I am working on a project called “Sonic Blossom”, which is a new commission for the inauguarlation for the National Museum of Modern and Contemporary Art in Korea. This will happen in early November. Here is a very short statement:
While taking care of my mother, I have been listening much to Schubert’s Lieder.
Amongst some 600 lieder he composed, there are five that I particularly love. The sonic scape and the poetic lyric provided my mother and me much hope and comfort during this difficult time. For the new project, I will use these songs as a transformative gift to the visitors who encounter these moving lieder.
For this interactive performance project, each singer has to learn at least three of these lieder.

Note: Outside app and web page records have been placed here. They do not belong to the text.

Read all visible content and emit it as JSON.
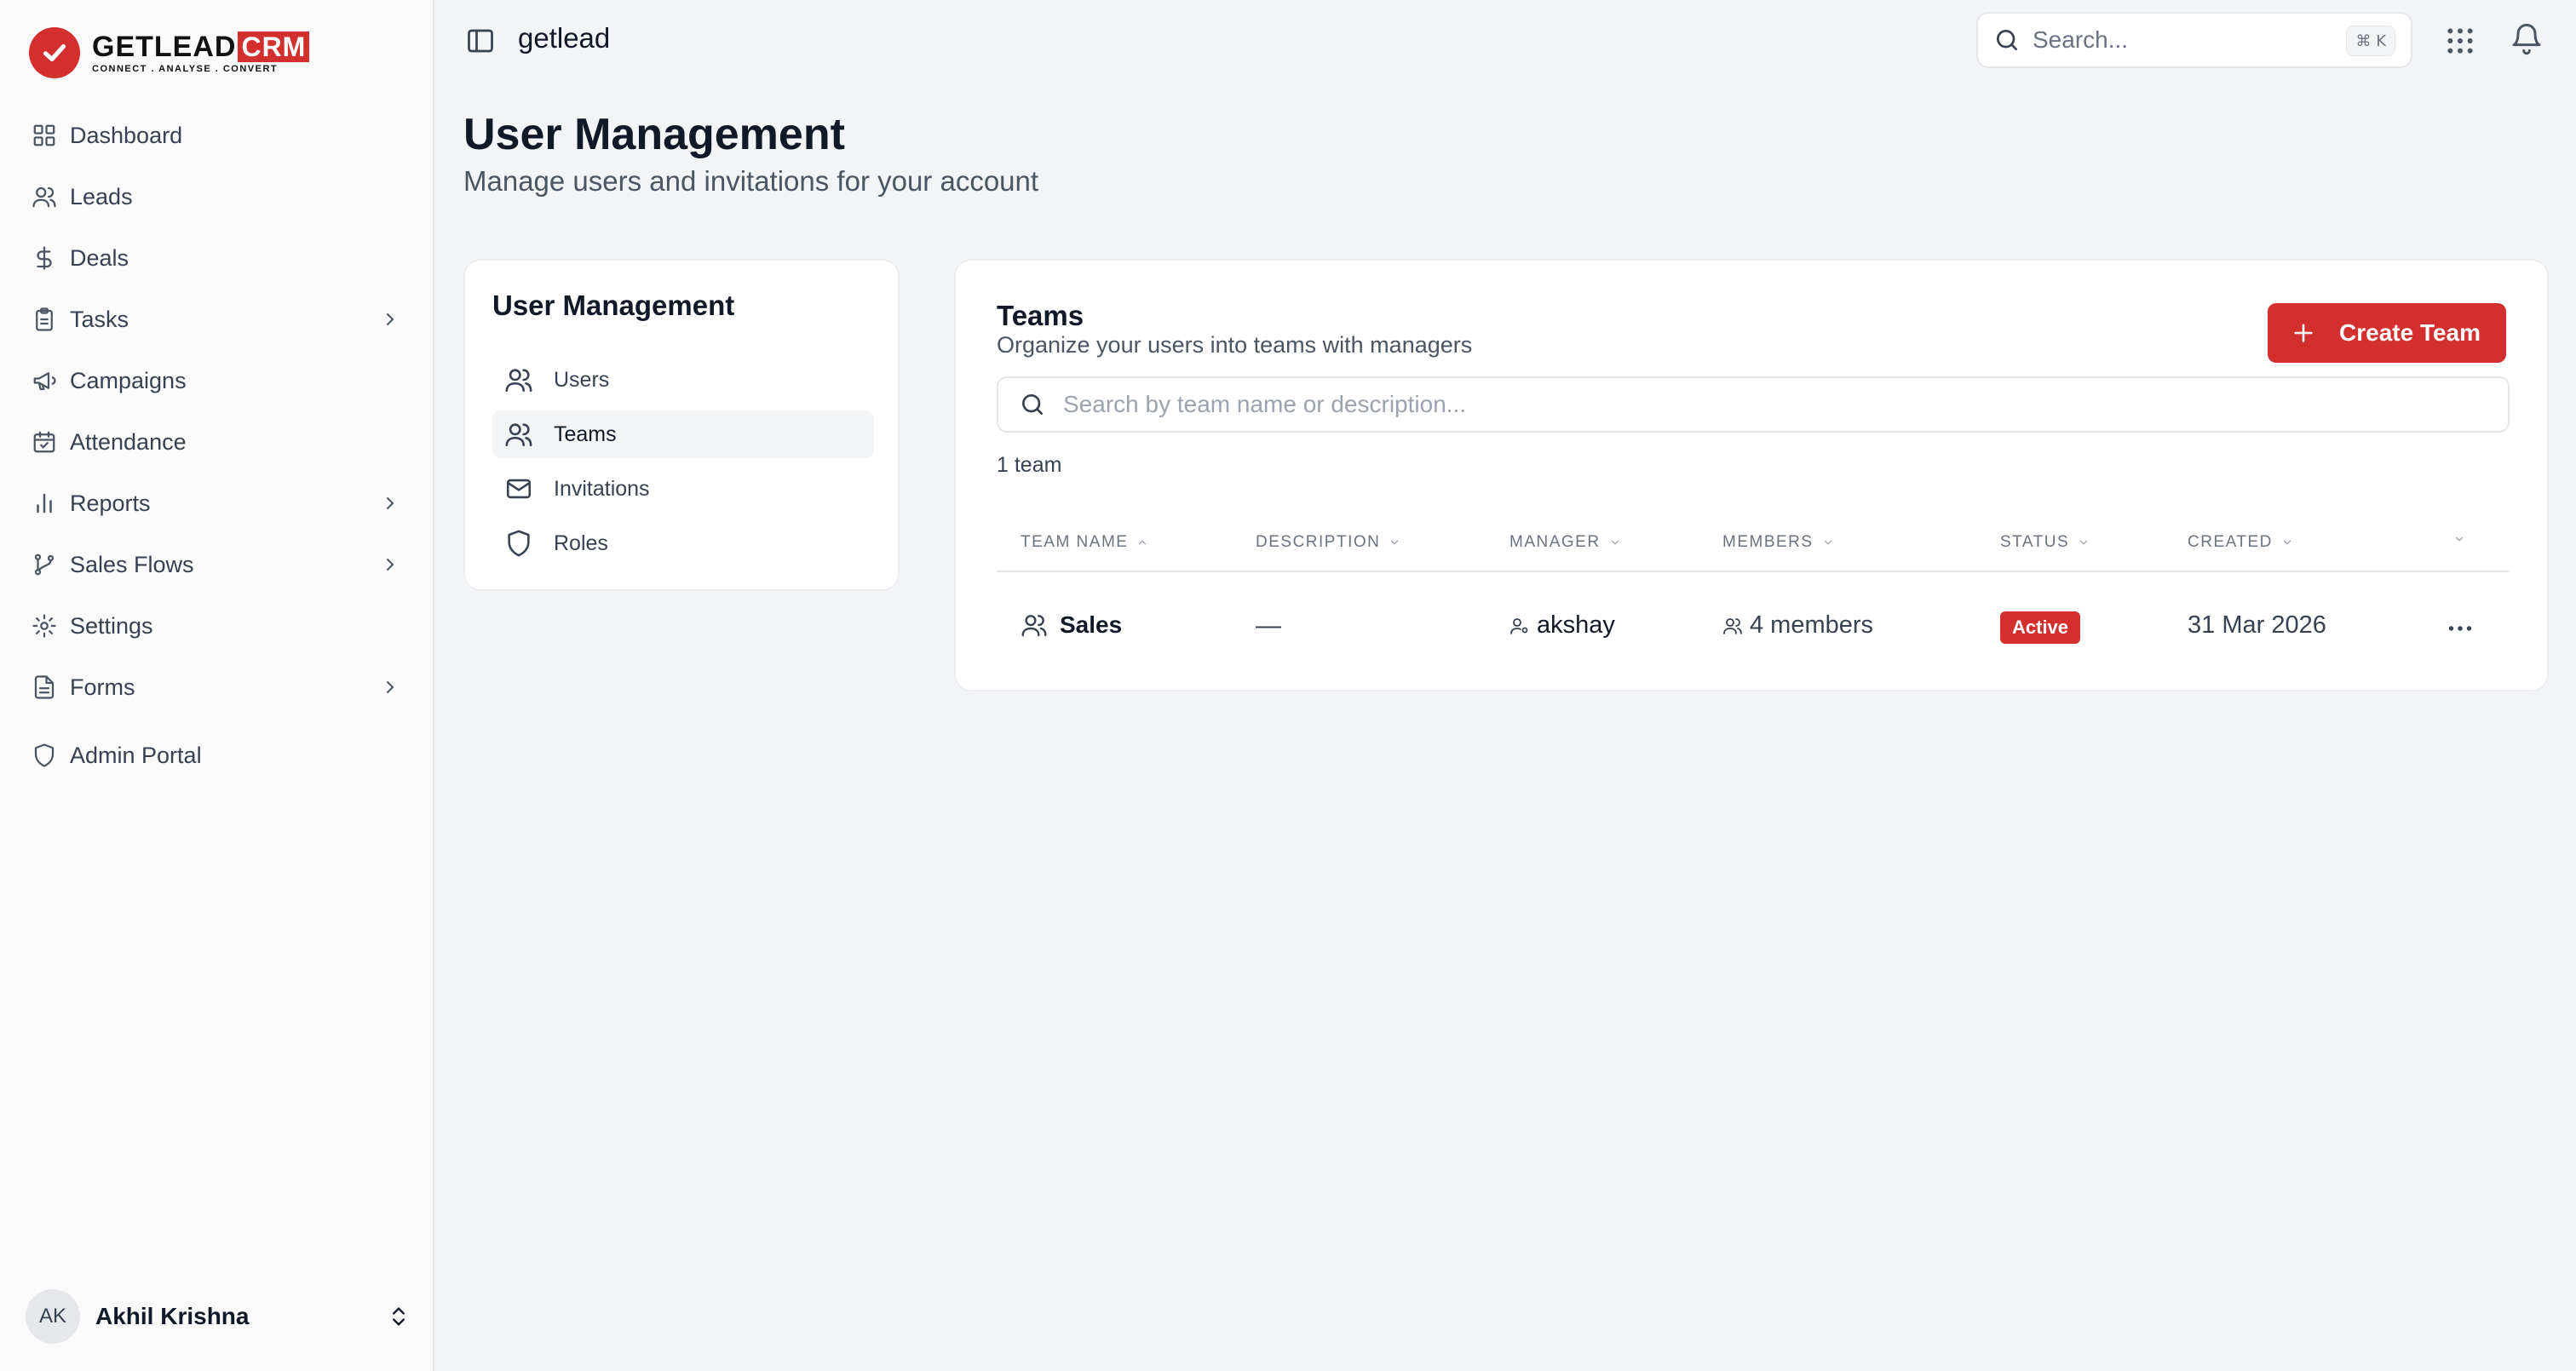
{
  "brand": {
    "name": "GETLEAD",
    "suffix": "CRM",
    "tagline": "CONNECT . ANALYSE . CONVERT",
    "accent": "#d32f2f"
  },
  "sidebar": {
    "items": [
      {
        "label": "Dashboard",
        "icon": "grid-icon",
        "chevron": false
      },
      {
        "label": "Leads",
        "icon": "users-icon",
        "chevron": false
      },
      {
        "label": "Deals",
        "icon": "dollar-icon",
        "chevron": false
      },
      {
        "label": "Tasks",
        "icon": "clipboard-icon",
        "chevron": true
      },
      {
        "label": "Campaigns",
        "icon": "megaphone-icon",
        "chevron": false
      },
      {
        "label": "Attendance",
        "icon": "calendar-check-icon",
        "chevron": false
      },
      {
        "label": "Reports",
        "icon": "bar-chart-icon",
        "chevron": true
      },
      {
        "label": "Sales Flows",
        "icon": "git-branch-icon",
        "chevron": true
      },
      {
        "label": "Settings",
        "icon": "gear-icon",
        "chevron": false
      },
      {
        "label": "Forms",
        "icon": "file-text-icon",
        "chevron": true
      },
      {
        "label": "Admin Portal",
        "icon": "shield-icon",
        "chevron": false
      }
    ],
    "user": {
      "initials": "AK",
      "name": "Akhil Krishna"
    }
  },
  "topbar": {
    "workspace": "getlead",
    "search_placeholder": "Search...",
    "search_shortcut": "⌘ K"
  },
  "page": {
    "title": "User Management",
    "subtitle": "Manage users and invitations for your account"
  },
  "um_nav": {
    "title": "User Management",
    "items": [
      {
        "label": "Users",
        "active": false
      },
      {
        "label": "Teams",
        "active": true
      },
      {
        "label": "Invitations",
        "active": false
      },
      {
        "label": "Roles",
        "active": false
      }
    ]
  },
  "teams": {
    "title": "Teams",
    "subtitle": "Organize your users into teams with managers",
    "create_label": "Create Team",
    "search_placeholder": "Search by team name or description...",
    "count_text": "1 team",
    "columns": [
      "TEAM NAME",
      "DESCRIPTION",
      "MANAGER",
      "MEMBERS",
      "STATUS",
      "CREATED"
    ],
    "rows": [
      {
        "name": "Sales",
        "description": "—",
        "manager": "akshay",
        "members": "4 members",
        "status": "Active",
        "created": "31 Mar 2026"
      }
    ]
  }
}
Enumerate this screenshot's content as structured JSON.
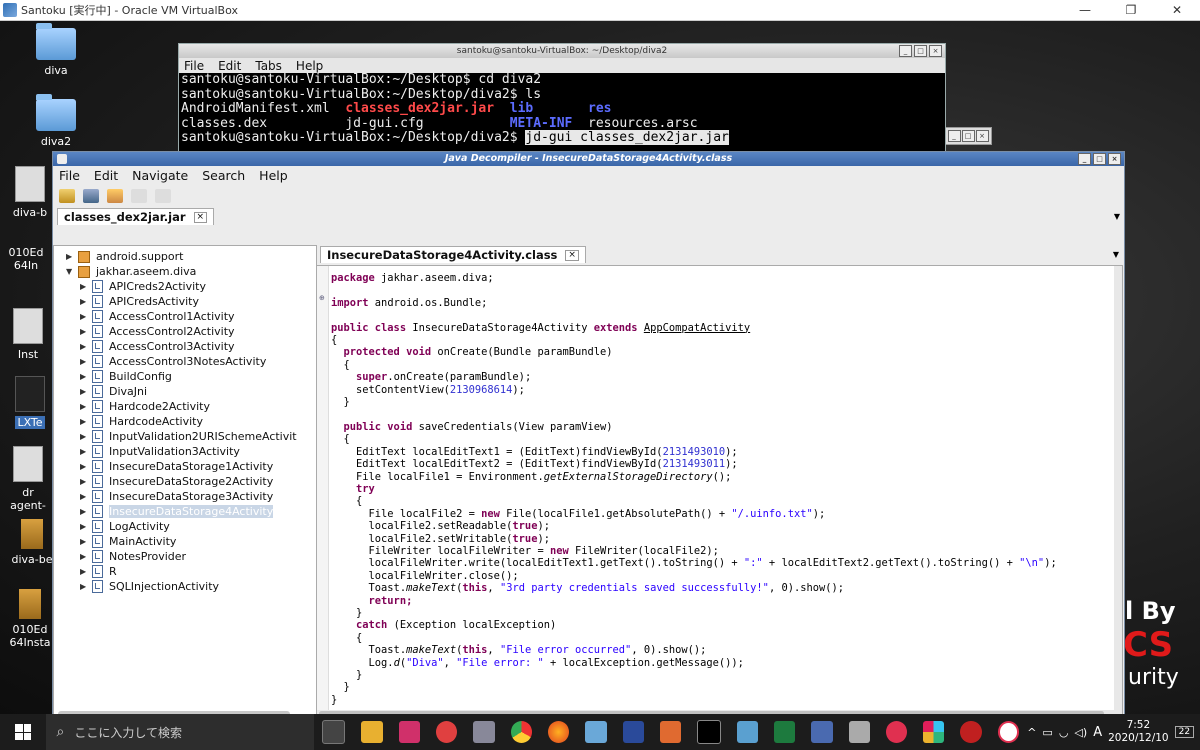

During the exhibition hours, the singer meanders in the gallery, finding a visitor that s/he thinks might enjoy receiving this sonic gift by approaching them with the question: May I give you a gift? This is when the song is sung. This happens sporadically both in time and space, folding and unfolding of a “Sonic Blossom”.
What advice would you give to my school l students on expressing their self through creativity?
Please trust yourselves and do not be afraid to be unique, different and be very grateful of the opportunities that you have.
The art of a hand-written letter is a lost art for new generations. In fact, the art of handwriting systems in general is becoming an endangered species. During her spring school term, Art Teacher Chyah Weitzman, taught from Professor Mafundikwa’s beautiful book (which he researched for over 20 years), entitled Afrikan Alphabets. It is so moving to see the creativity and care people throughout history applied to craft exquisite hand-writing systems such as those featured in Afrikan Alphabets.
In your installation, “The Letter Writing Project,” you displayed the letters on brightly lit luminous walls in three booths, displaying all the letters individually
We live in such a fast pace, fast information world with the internet that the idea of a handwritten letter seems very private and personal.
Do you feel that current and future generations will continue this fast pace, loose their sense of privacy and forget the beauty of a handwritten letter?
I am optimistic about your generation and later ones.
Even when well versed in twitter and facebook ( and other social media) we still are quite protective of what we post and what we keep as private.
[For more information about Lee Mingwei and to view his artwork, click here.]